One may also remember the indictment of Rio de Janeiro Concretism by the shocked leader of its orthodox São Paulo counterpart, Waldemar Cordeiro: ‘There is even brown in these paintings’.² In 1956, both groups finally managed to show together, but instead of celebrating the formation of a unified, national front, the event became a huge case of mutual misrecognition – or of the recognition of their irreconcilable approaches. Of course, it was precisely in having to defend against accusations such as Cordeiro’s that the poet Ferreira Gullar ended up theorizing Neoconcretism (one just wonders how Cordeiro would react to Gullar’s relatively recent branding of Vieira’s pastel drawing technique as a kind of ‘sfumato’).³ As a group, Neoconcretism was hardly coherent (a point Scovino is keen on stressing). It makes sense: after all, one may think of it as radically pushing the category of ‘concrete art’ to its limits (which were, in turn, theoretically redefined).
One particularly brilliant example in this case is a 1959 monochromatic drawing by Vieira, where different geometric sections are uniformly filled with blue pastel (Sem Título, pictured). The differentiation of the areas is minimal, but eloquent: it relies solely on directionality and on the varied intensity with which Vieira pressed the pastel against the highly textured paper. The dominant centre of the composition is a blank lozenge, whose whiteness suddenly coheres into a colour of its own, in contrast to the whiteness that grounds the coloured areas, visible in the deep paper recesses that remain unmarked. Animated by tonal transitions and by the direction of the marks, the drawing enacts a circular movement around the blank centre – like an abstract windmill. The bottom half is lighter and expansive, suggesting a cool, gaseous ascent; the darker patches in the top become compact and weighty in contrast, leading one’s gaze back downwards – an unexpected sense of gravity instils itself. All areas in the drawing are materially the same, but phenomenologically distinct; their juxtaposition testifies to the subtle, but often dazzling achievements of Neoconcretism, which supported Gullar’s enthusiastic readings of Merleau‐Ponty. The latter, an integral part of the movement’s cultural atmosphere, can hardly be said to stand as programmatic. Despite (or maybe because of) its rich diversity, Neoconcretism lasted only two years. Such fleeting complexity grows richer the more we are able to look and study works by Vieira and others – and is by far more challenging than a stable, empty and merely convenient signifier.

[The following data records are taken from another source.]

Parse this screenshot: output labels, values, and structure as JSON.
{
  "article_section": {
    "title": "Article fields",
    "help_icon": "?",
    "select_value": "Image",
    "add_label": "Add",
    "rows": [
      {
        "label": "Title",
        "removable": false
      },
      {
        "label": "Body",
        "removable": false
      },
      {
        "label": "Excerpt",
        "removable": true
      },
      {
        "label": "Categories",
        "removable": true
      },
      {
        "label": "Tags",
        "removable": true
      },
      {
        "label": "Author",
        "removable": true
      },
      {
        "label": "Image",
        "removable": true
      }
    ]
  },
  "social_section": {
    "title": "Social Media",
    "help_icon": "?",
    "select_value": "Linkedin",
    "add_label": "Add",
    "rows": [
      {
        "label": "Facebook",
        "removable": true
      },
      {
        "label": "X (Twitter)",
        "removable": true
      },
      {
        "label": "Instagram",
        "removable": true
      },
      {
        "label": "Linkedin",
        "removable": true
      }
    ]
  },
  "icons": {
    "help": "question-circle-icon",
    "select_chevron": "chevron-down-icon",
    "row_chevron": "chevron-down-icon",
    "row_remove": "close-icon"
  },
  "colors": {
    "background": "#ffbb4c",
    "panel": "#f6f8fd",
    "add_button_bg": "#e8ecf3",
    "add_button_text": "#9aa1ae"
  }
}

1 Michael Asbury, ‘Neonconcretism and Minimalism: Cosmopolitanism at a Local. Level and a Canonical Provincialism,’ in Kobena Mercer (ed.), Cosmopolitan Modernisms (Cambridge, MA : MIT Press, 2005), p. 174.

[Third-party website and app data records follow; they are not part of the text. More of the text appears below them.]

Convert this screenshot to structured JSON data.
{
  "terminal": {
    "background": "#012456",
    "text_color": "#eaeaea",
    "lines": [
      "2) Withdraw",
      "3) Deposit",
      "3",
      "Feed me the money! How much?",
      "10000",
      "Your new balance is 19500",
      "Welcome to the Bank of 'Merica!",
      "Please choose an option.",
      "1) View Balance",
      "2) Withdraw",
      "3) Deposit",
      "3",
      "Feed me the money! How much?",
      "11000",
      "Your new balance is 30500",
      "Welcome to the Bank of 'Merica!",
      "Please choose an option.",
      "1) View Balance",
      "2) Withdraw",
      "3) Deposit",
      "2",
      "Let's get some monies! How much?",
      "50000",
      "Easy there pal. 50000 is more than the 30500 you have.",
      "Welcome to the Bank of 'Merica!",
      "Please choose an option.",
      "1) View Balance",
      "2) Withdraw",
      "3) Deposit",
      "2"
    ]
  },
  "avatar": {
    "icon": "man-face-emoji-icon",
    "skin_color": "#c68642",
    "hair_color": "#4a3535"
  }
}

2 Waldemar Cordeiro, ‘Teoria e Prática do Concretismo Carioca’, in Aracy Amaral (ed.), Projeto Construtivo Brasileiro na Arte (Rio de Janeiro : Funarte, 1977), p. 135.
3 Ferreira Gullar, ‘Frente Group and the Neo-‐Concrete Reaction’, in Aracy Amaral (org.), Arte Construtiva no Brasil: Coleção Adolpho Leirner, (São Paulo : Melhoramentos, 1998), p. 152.

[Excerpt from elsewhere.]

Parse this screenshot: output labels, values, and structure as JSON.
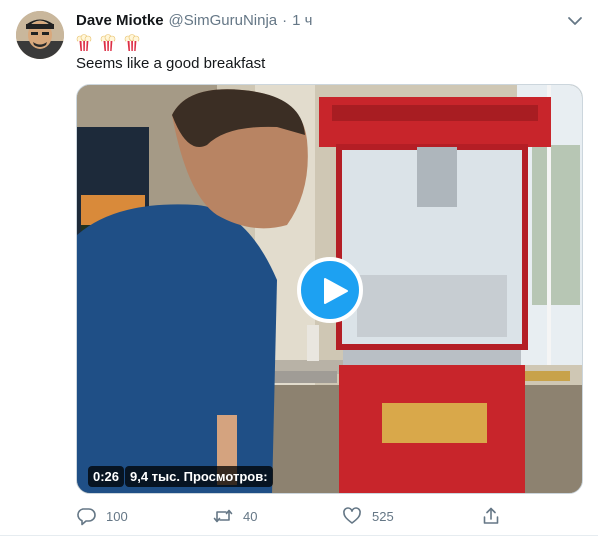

Décio Vieira: Geometric Investigations was on show at Centro Universitário Maria Antônia, São Paulo, 23 March – 25 May 2010.